Surviving the Deep Freeze: 5 Ways to Keep Kids Safe this Winter
Many parents are anxious to get their kids outside for some fresh air and exercise - and to enjoy all that our Wisconsin winter has to offer, but even a few extra minutes of exposure to extreme cold can be dangerous to kids. The Kohl's Cares Grow Safe & Healthy Program, a partnership of Children's Hospital and Kohl's Cares, offers five ways to keep kids safe this winter:
The key to protecting against freezing temps is layering. Wool, silk or fleece layers are preferable. Avoid cotton because it doesn't hold body heat well and doesn't dry quickly once it's wet. The outer layer of your clothing should be tightly woven and wind resistant. Layers include: a hat, scarf or knit mask to cover face and mouth; sleeves that are snug at the wrist; waterproof mittens (warmer than gloves); water-resistant coat and boots; wool socks and several layers of loose-fitting clothing.
Sunscreen and water are two items it's easy to overlook when it's cold outside. But, it is just as important to protect skin when glare from the snow makes sun damage more likely. Apply a high SPF sunscreen and lip balm with sun block before heading outside. Children dehydrate easily even in cold temperatures, so load kids up with water often when they are playing outside.
Check kids often to make sure they are warm and dry. Kids younger than 8 years old should not be outside without adult supervision. Have them take frequent breaks to come inside to warm up and hydrate. Never send children outside in extreme weather conditions like snow and ice storms.
Know the signs
It's much easier to prevent frostbite and hypothermia than to treat them. Frostbite happens when the skin and outer tissues become frozen. This condition tends to happen on fingers, toes, ears and nose. If you think your child has frostbite, bring them indoors and put the affected area in warm (not hot) water, and do not rub the skin. If the condition persists, call your pediatrician immediately. Hypothermia happens when the body temperature falls below normal due to exposure to cold temperatures. Signs of hypothermia are shivering, slurred speech and unusual behavior. If you think your child has hypothermia, call 9-1-1 immediately.
Winter weather conditions can change rapidly. Keep extra, dry clothing and warm blankets on hand at home and when traveling.
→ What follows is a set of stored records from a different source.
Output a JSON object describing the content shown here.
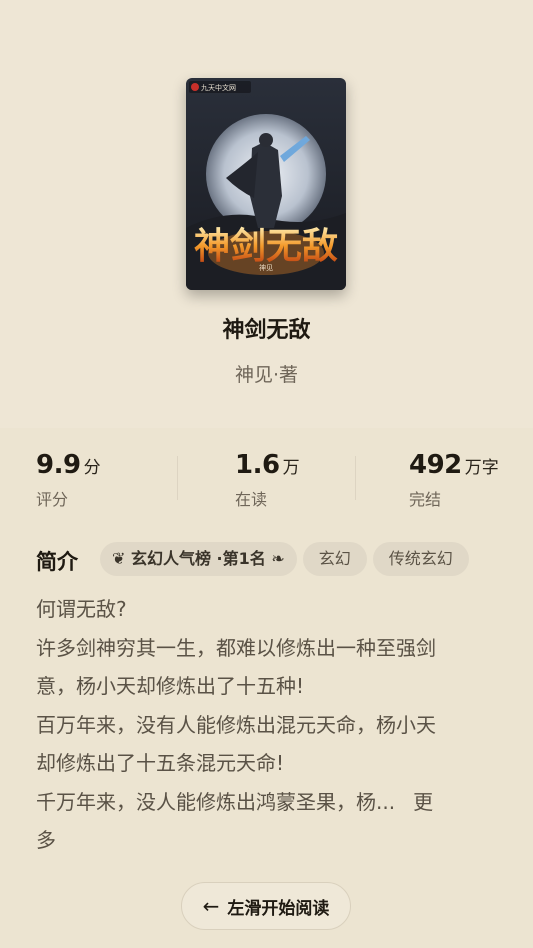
{
  "book": {
    "title": "神剑无敌",
    "author": "神见·著",
    "cover": {
      "publisher_mark": "九天中文网",
      "cover_title": "神剑无敌",
      "cover_author": "神见"
    }
  },
  "stats": [
    {
      "value": "9.9",
      "unit": "分",
      "label": "评分"
    },
    {
      "value": "1.6",
      "unit": "万",
      "label": "在读"
    },
    {
      "value": "492",
      "unit": "万字",
      "label": "完结"
    }
  ],
  "intro": {
    "heading": "简介",
    "tags": [
      {
        "text": "玄幻人气榜 ·第1名",
        "laurel_left": "❦",
        "laurel_right": "❧"
      },
      {
        "text": "玄幻"
      },
      {
        "text": "传统玄幻"
      }
    ],
    "lines": [
      "何谓无敌?",
      "许多剑神穷其一生，都难以修炼出一种至强剑",
      "意，杨小天却修炼出了十五种!",
      "百万年来，没有人能修炼出混元天命，杨小天",
      "却修炼出了十五条混元天命!",
      "千万年来，没人能修炼出鸿蒙圣果，杨...",
      "多"
    ],
    "more_label": "更"
  },
  "actions": {
    "read_label": "左滑开始阅读",
    "read_icon": "arrow-left-icon"
  },
  "colors": {
    "background": "#ece4d1",
    "top_background": "#eee6d5",
    "tag_background": "#e0d8c7",
    "text_primary": "#1f1a12",
    "text_secondary": "#6f6659"
  }
}
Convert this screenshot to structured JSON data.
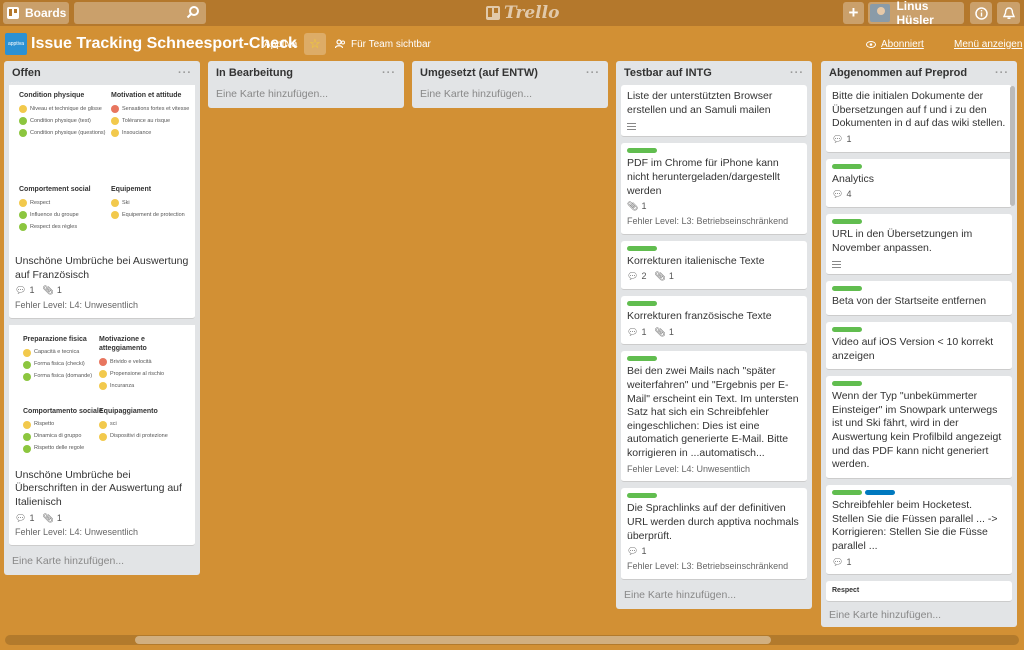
{
  "header": {
    "boards_label": "Boards",
    "logo_text": "Trello",
    "plus_label": "+",
    "user_name": "Linus Hüsler"
  },
  "board": {
    "title": "Issue Tracking Schneesport-Check",
    "org": "Apptiva",
    "visibility": "Für Team sichtbar",
    "subscribed": "Abonniert",
    "menu": "Menü anzeigen",
    "logo_text": "apptiva"
  },
  "cover_fr": {
    "col1_title": "Condition physique",
    "col1_items": [
      "Niveau et technique de glisse",
      "Condition physique (test)",
      "Condition physique (questions)"
    ],
    "col2_title": "Motivation et attitude",
    "col2_items": [
      "Sensations fortes et vitesse",
      "Tolérance au risque",
      "Insouciance"
    ],
    "col3_title": "Comportement social",
    "col3_items": [
      "Respect",
      "Influence du groupe",
      "Respect des règles"
    ],
    "col4_title": "Equipement",
    "col4_items": [
      "Ski",
      "Equipement de protection"
    ]
  },
  "cover_it": {
    "col1_title": "Preparazione fisica",
    "col1_items": [
      "Capacità e tecnica",
      "Forma fisica (checki)",
      "Forma fisica (domande)"
    ],
    "col2_title": "Motivazione e atteggiamento",
    "col2_items": [
      "Brivido e velocità",
      "Propensione al rischio",
      "Incuranza"
    ],
    "col3_title": "Comportamento sociale",
    "col3_items": [
      "Rispetto",
      "Dinamica di gruppo",
      "Rispetto delle regole"
    ],
    "col4_title": "Equipaggiamento",
    "col4_items": [
      "sci",
      "Dispositivi di protezione"
    ]
  },
  "lists": [
    {
      "title": "Offen",
      "add": "Eine Karte hinzufügen...",
      "cards": [
        {
          "title": "Unschöne Umbrüche bei Auswertung auf Französisch",
          "comments": "1",
          "attachments": "1",
          "custom": "Fehler Level: L4: Unwesentlich"
        },
        {
          "title": "Unschöne Umbrüche bei Überschriften in der Auswertung auf Italienisch",
          "comments": "1",
          "attachments": "1",
          "custom": "Fehler Level: L4: Unwesentlich"
        }
      ]
    },
    {
      "title": "In Bearbeitung",
      "add": "Eine Karte hinzufügen..."
    },
    {
      "title": "Umgesetzt (auf ENTW)",
      "add": "Eine Karte hinzufügen..."
    },
    {
      "title": "Testbar auf INTG",
      "add": "Eine Karte hinzufügen...",
      "cards": [
        {
          "title": "Liste der unterstützten Browser erstellen und an Samuli mailen"
        },
        {
          "title": "PDF im Chrome für iPhone kann nicht heruntergeladen/dargestellt werden",
          "attachments": "1",
          "custom": "Fehler Level: L3: Betriebseinschränkend"
        },
        {
          "title": "Korrekturen italienische Texte",
          "comments": "2",
          "attachments": "1"
        },
        {
          "title": "Korrekturen französische Texte",
          "comments": "1",
          "attachments": "1"
        },
        {
          "title": "Bei den zwei Mails nach \"später weiterfahren\" und \"Ergebnis per E-Mail\" erscheint ein Text. Im untersten Satz hat sich ein Schreibfehler eingeschlichen: Dies ist eine automatich generierte E-Mail. Bitte korrigieren in ...automatisch...",
          "custom": "Fehler Level: L4: Unwesentlich"
        },
        {
          "title": "Die Sprachlinks auf der definitiven URL werden durch apptiva nochmals überprüft.",
          "comments": "1",
          "custom": "Fehler Level: L3: Betriebseinschränkend"
        }
      ]
    },
    {
      "title": "Abgenommen auf Preprod",
      "add": "Eine Karte hinzufügen...",
      "cards": [
        {
          "title": "Bitte die initialen Dokumente der Übersetzungen auf f und i zu den Dokumenten in d auf das wiki stellen.",
          "comments": "1"
        },
        {
          "title": "Analytics",
          "comments": "4"
        },
        {
          "title": "URL in den Übersetzungen im November anpassen."
        },
        {
          "title": "Beta von der Startseite entfernen"
        },
        {
          "title": "Video auf iOS Version < 10 korrekt anzeigen"
        },
        {
          "title": "Wenn der Typ \"unbekümmerter Einsteiger\" im Snowpark unterwegs ist und Ski fährt, wird in der Auswertung kein Profilbild angezeigt und das PDF kann nicht generiert werden."
        },
        {
          "title": "Schreibfehler beim Hocketest. Stellen Sie die Füssen parallel ... -> Korrigieren: Stellen Sie die Füsse parallel ...",
          "comments": "1"
        },
        {
          "title": "Respect"
        }
      ]
    }
  ],
  "list_menu": "···",
  "colors": {
    "background": "#d29034",
    "label_green": "#61bd4f",
    "label_blue": "#0079bf"
  }
}
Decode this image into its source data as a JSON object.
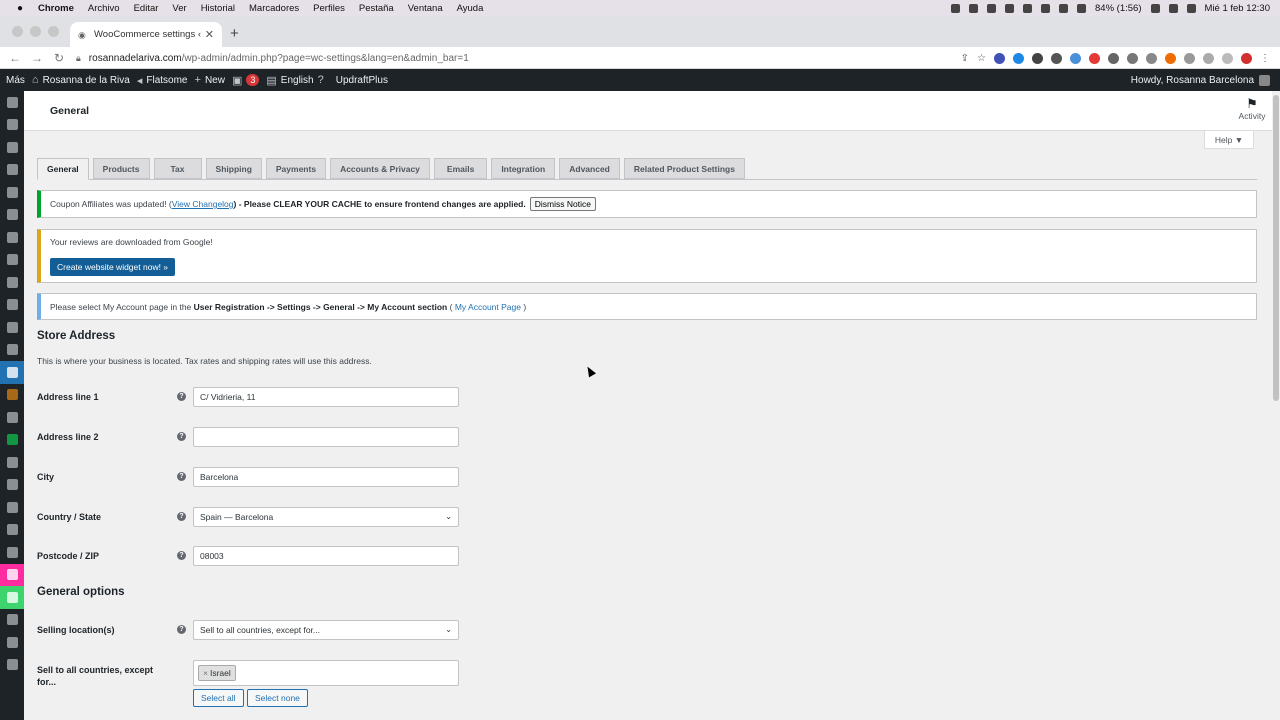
{
  "mac_menu": {
    "app": "Chrome",
    "items": [
      "Archivo",
      "Editar",
      "Ver",
      "Historial",
      "Marcadores",
      "Perfiles",
      "Pestaña",
      "Ventana",
      "Ayuda"
    ],
    "battery": "84% (1:56)",
    "datetime": "Mié 1 feb  12:30"
  },
  "browser": {
    "tab_title": "WooCommerce settings ‹ Rosanna de la Riva",
    "url_host": "rosannadelariva.com",
    "url_path": "/wp-admin/admin.php?page=wc-settings&lang=en&admin_bar=1"
  },
  "adminbar": {
    "more": "Más",
    "site": "Rosanna de la Riva",
    "theme": "Flatsome",
    "new": "New",
    "updates_count": "3",
    "language": "English",
    "updraft": "UpdraftPlus",
    "howdy": "Howdy, Rosanna Barcelona"
  },
  "header": {
    "title": "General",
    "activity": "Activity",
    "help": "Help ▼"
  },
  "tabs": [
    "General",
    "Products",
    "Tax",
    "Shipping",
    "Payments",
    "Accounts & Privacy",
    "Emails",
    "Integration",
    "Advanced",
    "Related Product Settings"
  ],
  "notices": {
    "coupon_pre": "Coupon Affiliates was updated! (",
    "coupon_link": "View Changelog",
    "coupon_post": ") - Please CLEAR YOUR CACHE to ensure frontend changes are applied.",
    "dismiss": "Dismiss Notice",
    "reviews_text": "Your reviews are downloaded from Google!",
    "reviews_button": "Create website widget now! »",
    "account_pre": "Please select My Account page in the",
    "account_bold": "User Registration -> Settings -> General -> My Account section",
    "account_paren_open": "(",
    "account_link": "My Account Page",
    "account_paren_close": ")"
  },
  "store_address": {
    "heading": "Store Address",
    "description": "This is where your business is located. Tax rates and shipping rates will use this address.",
    "fields": [
      {
        "label": "Address line 1",
        "value": "C/ Vidrieria, 11"
      },
      {
        "label": "Address line 2",
        "value": ""
      },
      {
        "label": "City",
        "value": "Barcelona"
      },
      {
        "label": "Country / State",
        "value": "Spain — Barcelona"
      },
      {
        "label": "Postcode / ZIP",
        "value": "08003"
      }
    ]
  },
  "general_options": {
    "heading": "General options",
    "selling_label": "Selling location(s)",
    "selling_value": "Sell to all countries, except for...",
    "except_label": "Sell to all countries, except for...",
    "except_chip": "Israel",
    "select_all": "Select all",
    "select_none": "Select none"
  }
}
Watch the weather, and plan to head inside if conditions do become hazardous. Children should stay indoors when the temperature or wind chill dips into the teens or below.